Miller went into the water with a net to help rescue fellow survivors, according to his wife.
Deeply religious, Miller didn’t drink, smoke or gamble, which set him apart from many of the other sailors aboard his ships. “He’s not a social person – never has been,” Wilma Miller said.
One night aboard the USS Detroit, crewmen were gambling and drinking and making a racket. So he broke up their card game. “I guess I did,” he said quietly and with a smile while sitting in a dining area at Covenant on Wednesday.
The Millers met via U.S. mail.
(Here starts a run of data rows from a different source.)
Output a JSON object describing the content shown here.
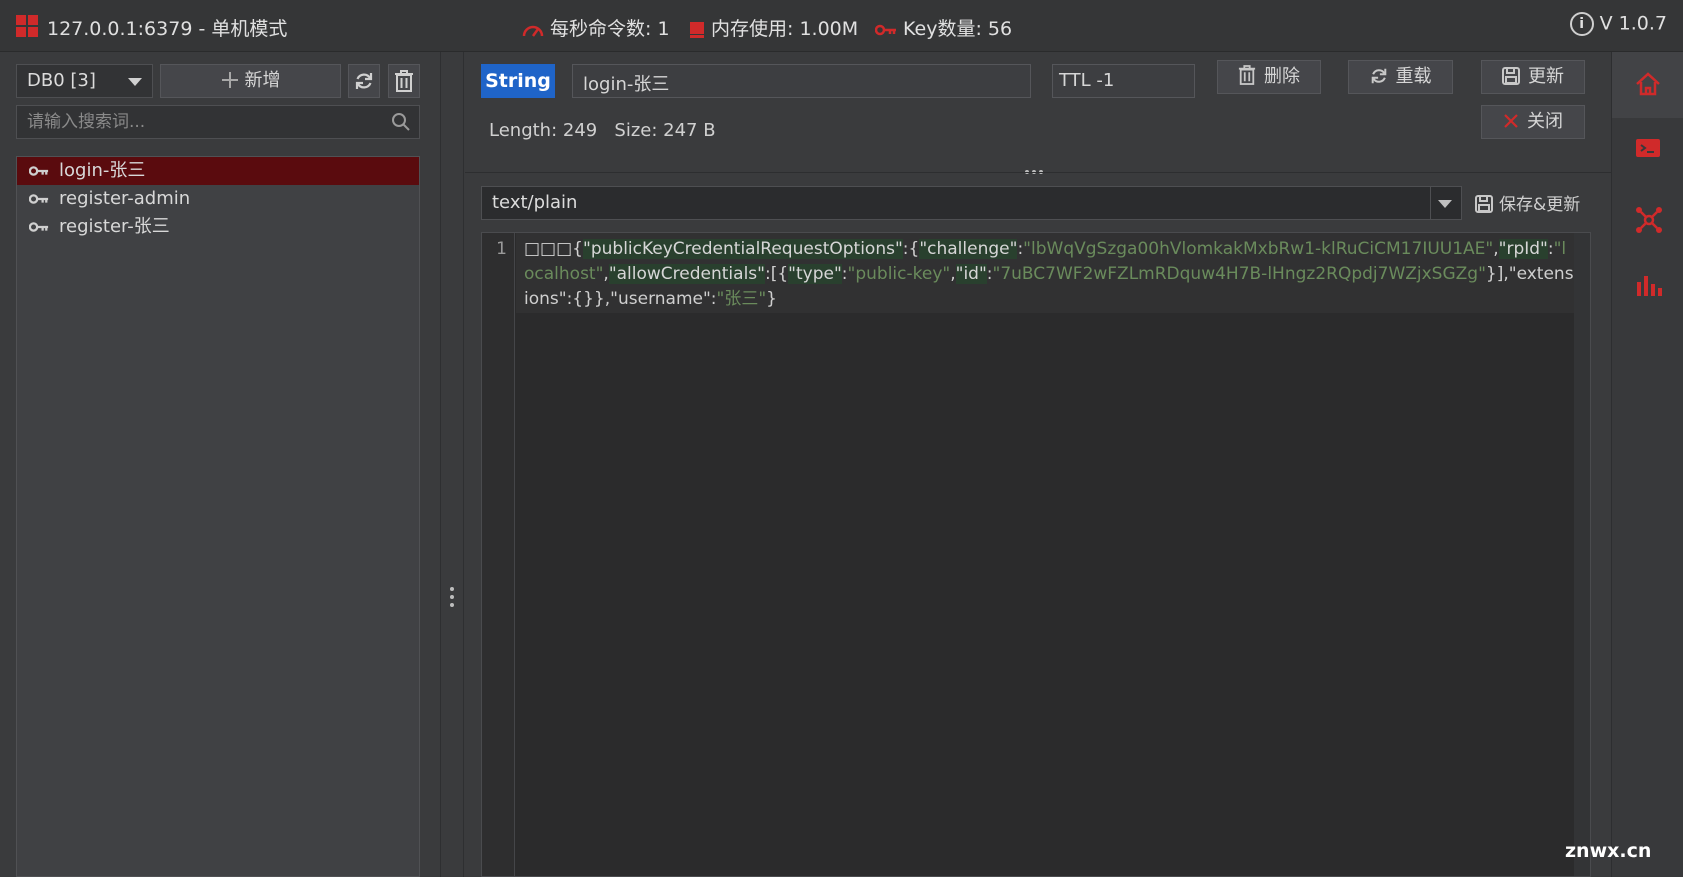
{
  "topbar": {
    "title": "127.0.0.1:6379 - 单机模式",
    "stats": {
      "ops_label": "每秒命令数: 1",
      "memory_label": "内存使用: 1.00M",
      "keys_label": "Key数量: 56"
    },
    "version": "V 1.0.7"
  },
  "left": {
    "db_select": "DB0 [3]",
    "add_label": "新增",
    "search_placeholder": "请输入搜索词...",
    "keys": [
      {
        "label": "login-张三",
        "active": true
      },
      {
        "label": "register-admin",
        "active": false
      },
      {
        "label": "register-张三",
        "active": false
      }
    ]
  },
  "main": {
    "type_badge": "String",
    "key_name": "login-张三",
    "ttl": "TTL -1",
    "actions": {
      "delete": "删除",
      "reload": "重载",
      "update": "更新",
      "close": "关闭"
    },
    "meta": "Length: 249   Size: 247 B",
    "format": "text/plain",
    "save_update": "保存&更新",
    "editor": {
      "line_number": "1",
      "prefix": "□□□{",
      "tokens": [
        {
          "t": "k",
          "s": "\"publicKeyCredentialRequestOptions\""
        },
        {
          "t": "p",
          "s": ":{"
        },
        {
          "t": "k",
          "s": "\"challenge\""
        },
        {
          "t": "p",
          "s": ":"
        },
        {
          "t": "v",
          "s": "\"lbWqVgSzga00hVlomkakMxbRw1-klRuCiCM17IUU1AE\""
        },
        {
          "t": "p",
          "s": ","
        },
        {
          "t": "k",
          "s": "\"rpId\""
        },
        {
          "t": "p",
          "s": ":"
        },
        {
          "t": "v",
          "s": "\"localhost\""
        },
        {
          "t": "p",
          "s": ","
        },
        {
          "t": "k",
          "s": "\"allowCredentials\""
        },
        {
          "t": "p",
          "s": ":[{"
        },
        {
          "t": "k",
          "s": "\"type\""
        },
        {
          "t": "p",
          "s": ":"
        },
        {
          "t": "v",
          "s": "\"public-key\""
        },
        {
          "t": "p",
          "s": ","
        },
        {
          "t": "k",
          "s": "\"id\""
        },
        {
          "t": "p",
          "s": ":"
        },
        {
          "t": "v",
          "s": "\"7uBC7WF2wFZLmRDquw4H7B-lHngz2RQpdj7WZjxSGZg\""
        },
        {
          "t": "p",
          "s": "}],"
        },
        {
          "t": "p",
          "s": "\"extensions\":{}},\"username\":"
        },
        {
          "t": "v",
          "s": "\"张三\""
        },
        {
          "t": "p",
          "s": "}"
        }
      ]
    }
  },
  "watermark": "znwx.cn",
  "colors": {
    "accent_red": "#d02a2a",
    "type_badge_blue": "#1f64c8",
    "active_key_bg": "#5a0b0e"
  },
  "icons": [
    "logo-icon",
    "speedometer-icon",
    "memory-icon",
    "key-icon",
    "info-icon",
    "plus-icon",
    "refresh-icon",
    "trash-icon",
    "search-icon",
    "save-icon",
    "close-icon",
    "home-icon",
    "terminal-icon",
    "cluster-icon",
    "chart-icon"
  ]
}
Wilma Miller worked at an iron ore factory in Minnesota and accepted the dare of a co-worker, who knew him, to write Herb Miller a letter.
“I took the dare,” she said. “I sent him a note.”
He wrote back, and they continued this way throughout the war, until he was ordered to report to a gunnery school in Washington, D.C., in 1945. He decided to make a swing north through Duluth along his way east.
“My father didn’t know I’d been writing to a sailor,” Wilma said. “(Miller) stopped on his way east, and when he met the folks, it was the first time I’d met him, too.”
He came prepared, carrying along a diamond that would later become the marquee stone in her wedding ring. They were married two weeks after the very first moment she set eyes on him.
After the war, they settled in Redwood City, where they raised three daughters and lived for nearly five decades while he worked as a watch repairer. They retired to Covenant Village in Turlock in 1996 and, true to form, several years passed before anyone else in the retirement community knew he’d survived the attack on Pearl Harbor.
The Millers returned to Hawaii about 25 years ago and visited the USS Arizona Memorial. But they talked little about his memories of the attack, Wilma said.
“We were there on vacation,” she said. “I’m not much of a history buff. We weren’t there for the reminiscing.”
But there will be some remembering come March 21, along with a cake for Miller’s 100th birthday. Carota and other Covenant staff members will make a big deal out of his service, and especially when and where he served.
That one of them, soft-spoken Herb Miller, still lives in the Turlock retirement complex is worth celebrating.